▸ **Recorded information**

*** Block opens ***

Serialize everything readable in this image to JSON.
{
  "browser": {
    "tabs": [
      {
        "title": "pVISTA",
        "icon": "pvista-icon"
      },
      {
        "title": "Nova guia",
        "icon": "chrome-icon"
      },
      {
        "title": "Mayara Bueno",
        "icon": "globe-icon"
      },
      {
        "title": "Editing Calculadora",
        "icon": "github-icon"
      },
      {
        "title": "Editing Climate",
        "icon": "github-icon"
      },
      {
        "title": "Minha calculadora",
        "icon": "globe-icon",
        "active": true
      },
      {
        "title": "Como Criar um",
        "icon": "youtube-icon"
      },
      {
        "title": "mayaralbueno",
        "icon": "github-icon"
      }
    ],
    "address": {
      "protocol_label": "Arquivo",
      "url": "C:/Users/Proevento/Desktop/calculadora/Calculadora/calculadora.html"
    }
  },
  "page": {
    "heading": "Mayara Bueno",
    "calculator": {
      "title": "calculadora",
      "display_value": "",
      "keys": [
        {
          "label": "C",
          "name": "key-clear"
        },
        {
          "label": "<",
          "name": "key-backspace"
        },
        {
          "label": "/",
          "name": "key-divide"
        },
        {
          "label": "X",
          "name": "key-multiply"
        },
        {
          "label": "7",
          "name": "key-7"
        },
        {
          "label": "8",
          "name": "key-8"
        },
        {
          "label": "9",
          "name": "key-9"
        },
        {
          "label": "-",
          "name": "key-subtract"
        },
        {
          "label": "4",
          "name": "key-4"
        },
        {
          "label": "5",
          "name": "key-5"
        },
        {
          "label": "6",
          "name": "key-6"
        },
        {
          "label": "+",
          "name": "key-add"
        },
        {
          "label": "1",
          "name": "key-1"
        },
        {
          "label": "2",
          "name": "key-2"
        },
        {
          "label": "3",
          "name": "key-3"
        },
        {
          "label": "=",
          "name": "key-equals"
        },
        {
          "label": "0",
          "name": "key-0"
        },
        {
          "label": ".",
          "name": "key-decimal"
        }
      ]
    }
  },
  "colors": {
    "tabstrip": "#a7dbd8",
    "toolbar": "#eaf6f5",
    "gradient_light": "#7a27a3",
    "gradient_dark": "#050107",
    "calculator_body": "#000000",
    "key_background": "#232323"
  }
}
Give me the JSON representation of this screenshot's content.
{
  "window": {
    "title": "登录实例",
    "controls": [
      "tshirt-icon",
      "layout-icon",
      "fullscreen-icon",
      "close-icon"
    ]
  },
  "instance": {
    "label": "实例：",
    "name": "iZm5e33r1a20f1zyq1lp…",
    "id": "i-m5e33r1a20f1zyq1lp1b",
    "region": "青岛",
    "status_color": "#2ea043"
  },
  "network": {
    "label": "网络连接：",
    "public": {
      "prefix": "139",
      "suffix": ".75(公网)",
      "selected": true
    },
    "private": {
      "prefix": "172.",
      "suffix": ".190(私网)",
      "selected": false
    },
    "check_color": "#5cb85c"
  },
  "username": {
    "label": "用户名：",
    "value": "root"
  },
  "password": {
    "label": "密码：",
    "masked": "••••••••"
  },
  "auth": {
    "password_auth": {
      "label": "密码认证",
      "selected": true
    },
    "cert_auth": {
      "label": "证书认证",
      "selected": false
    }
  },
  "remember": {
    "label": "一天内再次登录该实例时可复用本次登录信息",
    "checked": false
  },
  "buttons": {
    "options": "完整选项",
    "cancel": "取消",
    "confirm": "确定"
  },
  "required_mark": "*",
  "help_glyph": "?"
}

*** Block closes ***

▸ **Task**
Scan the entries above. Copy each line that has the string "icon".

▸ **Finished task**
        "icon": "pvista-icon"
        "icon": "chrome-icon"
        "icon": "globe-icon"
        "icon": "github-icon"
        "icon": "github-icon"
        "icon": "globe-icon",
        "icon": "youtube-icon"
        "icon": "github-icon"
      "tshirt-icon",
      "layout-icon",
      "fullscreen-icon",
      "close-icon"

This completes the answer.